- Opening Delimiter -

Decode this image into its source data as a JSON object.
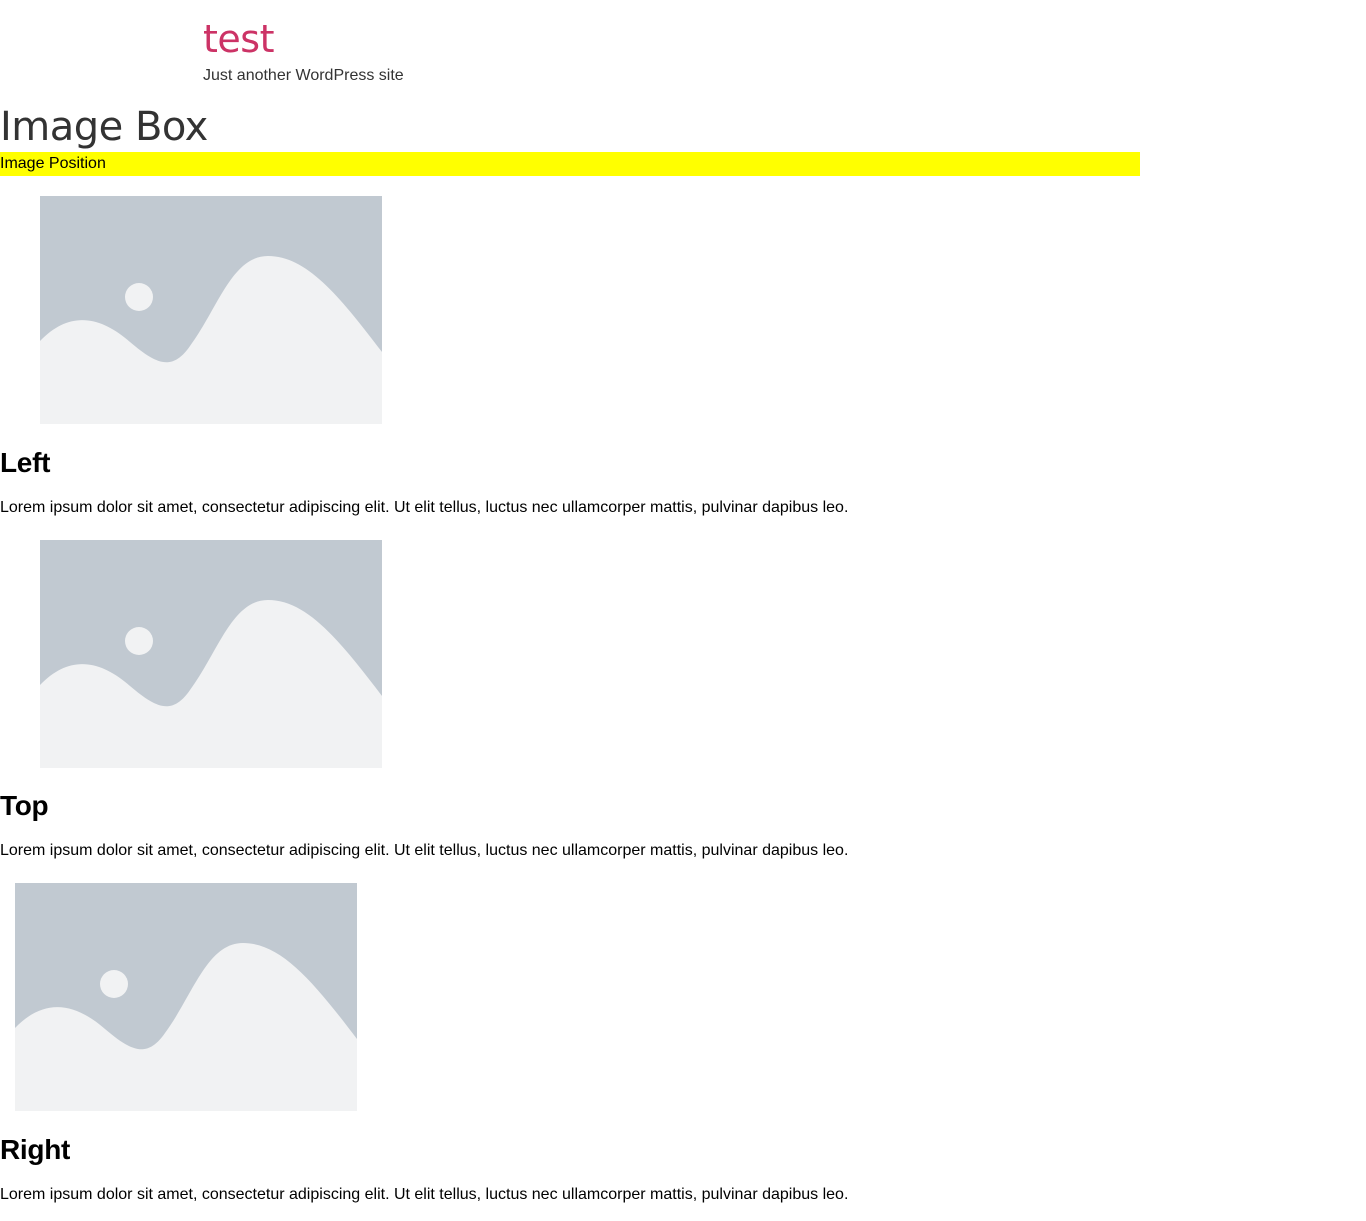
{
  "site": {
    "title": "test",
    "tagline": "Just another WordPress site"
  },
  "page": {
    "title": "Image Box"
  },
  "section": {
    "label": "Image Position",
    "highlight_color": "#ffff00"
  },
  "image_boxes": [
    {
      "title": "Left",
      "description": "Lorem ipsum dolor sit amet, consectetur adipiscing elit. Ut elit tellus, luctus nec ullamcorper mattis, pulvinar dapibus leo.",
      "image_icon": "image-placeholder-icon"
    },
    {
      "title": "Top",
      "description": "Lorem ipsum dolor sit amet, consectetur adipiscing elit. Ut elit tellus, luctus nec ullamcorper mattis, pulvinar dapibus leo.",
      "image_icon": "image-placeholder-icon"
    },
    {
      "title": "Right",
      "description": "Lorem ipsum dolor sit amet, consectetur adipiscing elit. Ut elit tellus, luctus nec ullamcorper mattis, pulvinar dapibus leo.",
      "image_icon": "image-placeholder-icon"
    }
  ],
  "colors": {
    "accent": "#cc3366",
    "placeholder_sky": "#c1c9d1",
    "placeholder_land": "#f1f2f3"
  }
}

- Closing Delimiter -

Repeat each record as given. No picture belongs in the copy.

→ Task solution
Decode this image into its source data as a JSON object.
{
  "site": {
    "title": "test",
    "tagline": "Just another WordPress site"
  },
  "page": {
    "title": "Image Box"
  },
  "section": {
    "label": "Image Position",
    "highlight_color": "#ffff00"
  },
  "image_boxes": [
    {
      "title": "Left",
      "description": "Lorem ipsum dolor sit amet, consectetur adipiscing elit. Ut elit tellus, luctus nec ullamcorper mattis, pulvinar dapibus leo.",
      "image_icon": "image-placeholder-icon"
    },
    {
      "title": "Top",
      "description": "Lorem ipsum dolor sit amet, consectetur adipiscing elit. Ut elit tellus, luctus nec ullamcorper mattis, pulvinar dapibus leo.",
      "image_icon": "image-placeholder-icon"
    },
    {
      "title": "Right",
      "description": "Lorem ipsum dolor sit amet, consectetur adipiscing elit. Ut elit tellus, luctus nec ullamcorper mattis, pulvinar dapibus leo.",
      "image_icon": "image-placeholder-icon"
    }
  ],
  "colors": {
    "accent": "#cc3366",
    "placeholder_sky": "#c1c9d1",
    "placeholder_land": "#f1f2f3"
  }
}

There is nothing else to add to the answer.